## Create footnote from text

I try my best to keep my citations organized in anything public-facing, but if you have a lot of footnotes it can be troublesome to manage them all in markdown. This lets me highlight a citation, hit <ctrl-f>, and then fills my clipboard with a markdown-formatted citation to paste in.

" make footnote from selected text
vnoremap <C-f> y:! cite "<C-r>0" \| xsel -b<cr>

## Writing mode

One challenge with writing in vim is that the text width can be too wide. There's a popular plugin called goyo that helps with this by artificially constraining the current vim window to a smaller number of columns, but I always had issues with it. Fortunately I found a much simpler implementation that I adapted below.

" writing mode
" <https://stackoverflow.com/a/59955784>
function! ToggleWriteMode()
let l:name = '_writeroom_'
if bufwinnr(l:name) > 0
colorscheme dark
:bwipeout _writeroom_
else
colorscheme light

" hide vertical split
hi VertSplit ctermfg=bg ctermbg=NONE cterm=NONE

" auto-close writeroom buffers when the text buffer closes
autocmd QuitPre <buffer> :bwipeout _writeroom_

" target column width
let l:target = 90
let l:width = (&columns - l:target) / 2
silent! execute 'topleft' l:width . 'vsplit +setlocal\ nobuflisted' l:name | wincmd p
silent! execute 'botright' l:width . 'vsplit +setlocal\ nobuflisted' l:name | wincmd p
endif
endfunction

In vim it's harder to get a sense of the high-level document structure and navigate through sections. There's a plugin called VOoM that basically adds a table of contents pane for markdown documents.

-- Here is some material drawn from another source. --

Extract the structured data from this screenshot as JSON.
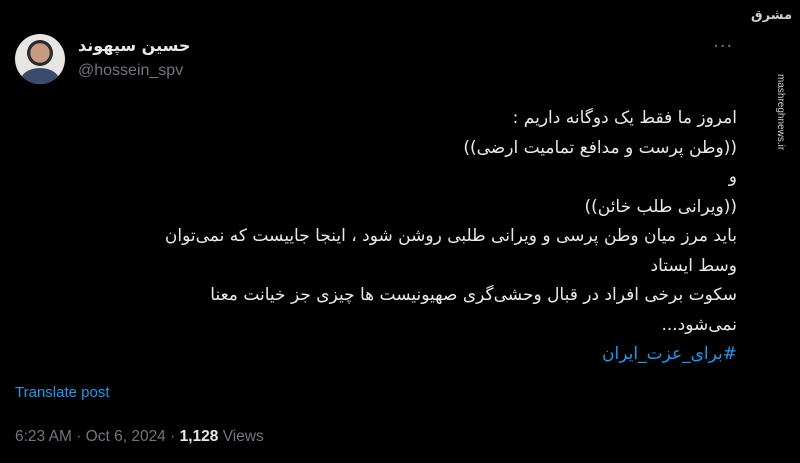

It's nice but a bit cumbersome to jump to it and make your section selection there.

Instead I've set up a way to pull up section headings and quickly jump to them using the fzf.vim plugin (which I'll describe in more detail in the next section) and ripgrep.

" Expects that the line is delimited with ':'
" and the first field is the line number.
function! s:line_handler(line)
let keys = split(a:line, ':')
execute "normal! " . keys[0] . "gg"
endfunction

" Args
" - Source: user ripgrep to search for one or more '#' at the start of a line
"   in the current file
" - Sink: use the line hanlder function above to jump to the selected line
" - Options:
"   - reverse output
"   - split on ':' and take all fields from the 2nd on
"   (i.e. skip the line number)
command! -bang -complete=dir -nargs=? TOC
\ call fzf#run(fzf#wrap('toc', {
\'source': 'rg -Tcsv --line-number --no-heading "^#+" '.expand('%:p'),
\'sink': function('s:line_handler'),
\'options': '--reverse --delimiter=: --with-nth=2..'
\}, <bang>0))